Waterford underwent another boom period in the 18th century, perhaps boosted by the opening of trade with Newfoundland and the Americas. Most of the present day O'Connell, George and Parnell Streets, together with The Mall and Parade Quay, were constructed in this era of Georgian and Victorian optimism. A 9th century Danish structure, located near the City Hall and known as Saint Olaf's Church, was restored by Bishop Milles in 1734. The recently restored and surprisingly merry Saint Patrick's Catholic Church on Jenkin's Lane - the oldest Catholic church in County Waterford - was built in 1750 and doubled up as a corn store and place of worship for Jesuits during the penal law times in 17th and 18th cenuries.
By 1800, the great 11th century Reginald's Tower was little more than a battle-scarred shell. In 1819, it was restored and converted into a prison; 40 years later it passed to the Corporation and today the Tower is a Civic and Maritime Museum housing audio-visual presentations on the history of Waterford together with various displays and exhibitions on Corporation archives and Civic Regalia.

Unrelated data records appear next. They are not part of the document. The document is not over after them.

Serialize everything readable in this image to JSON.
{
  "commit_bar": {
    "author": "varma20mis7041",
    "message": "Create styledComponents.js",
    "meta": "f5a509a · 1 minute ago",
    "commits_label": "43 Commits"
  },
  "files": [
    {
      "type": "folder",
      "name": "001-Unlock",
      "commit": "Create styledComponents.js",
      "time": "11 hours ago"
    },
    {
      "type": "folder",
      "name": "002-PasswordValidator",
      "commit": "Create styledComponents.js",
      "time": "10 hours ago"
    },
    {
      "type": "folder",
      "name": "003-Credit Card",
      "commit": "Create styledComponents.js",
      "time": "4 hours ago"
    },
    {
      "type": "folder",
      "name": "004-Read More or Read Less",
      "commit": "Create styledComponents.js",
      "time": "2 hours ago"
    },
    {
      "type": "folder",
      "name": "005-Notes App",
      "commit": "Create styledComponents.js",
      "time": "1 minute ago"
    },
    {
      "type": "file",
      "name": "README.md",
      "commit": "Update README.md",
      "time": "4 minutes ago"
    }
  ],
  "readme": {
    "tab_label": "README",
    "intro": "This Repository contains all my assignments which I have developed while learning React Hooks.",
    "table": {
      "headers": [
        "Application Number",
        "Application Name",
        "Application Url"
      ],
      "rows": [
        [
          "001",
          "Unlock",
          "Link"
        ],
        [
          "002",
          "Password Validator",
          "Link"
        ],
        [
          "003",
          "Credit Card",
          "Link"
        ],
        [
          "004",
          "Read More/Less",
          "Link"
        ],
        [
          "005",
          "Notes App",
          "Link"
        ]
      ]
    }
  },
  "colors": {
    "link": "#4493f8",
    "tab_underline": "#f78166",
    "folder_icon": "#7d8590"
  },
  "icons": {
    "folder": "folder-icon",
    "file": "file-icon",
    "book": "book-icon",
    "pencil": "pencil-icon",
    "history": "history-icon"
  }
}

The Ionic-style Court House on Catherine Street was built in 1849, replacing an earlier building erected by the great James Gandon, and provides access to the 15 acre People's Park. A late 19th century Methodist Church on Greyfriars street now serves as a Heritage Centre with permanent exhibitions on Waterford's Viking heritage, aided and abetted by on-going archaeological excavations in the area.
A local hero named Sir Thomas Wyse (1791 - 1862 ) was particularly inspirational in getting everyone, ecclesiastical and business, motivated to set up shop in the neighbourhood. Wyse's early life makes for rather interesting reading. Born at St. John, Waterford, educated at Stonyhurst College, Lancashire, and Trinity College, Dublin, young Tom was doing very well for himself Lincoln's Inn, London, when he upped and split on a Grand Tour of Europe. The Napoleonic Wars were just coming to and end and so Tom went to see Italy, Greece, Turkey, Egypt and the Middle East. During this time he fell in love with and married Laetitia Bonaparte, eldest daughter of Lucien Bonaparte, a marriage that produced two sons but ended unhappily in 1828 when she left him. Tom then returned to Ireland and threw himself into the successful fight for Catholic Emancipation, being returned as MP for Tipperary (1830) and Waterford (1835 - 47). An enlightened man, passionate about education and industry, he died in Athens in 1862 while serving in his 13th year as British Minister in Athens.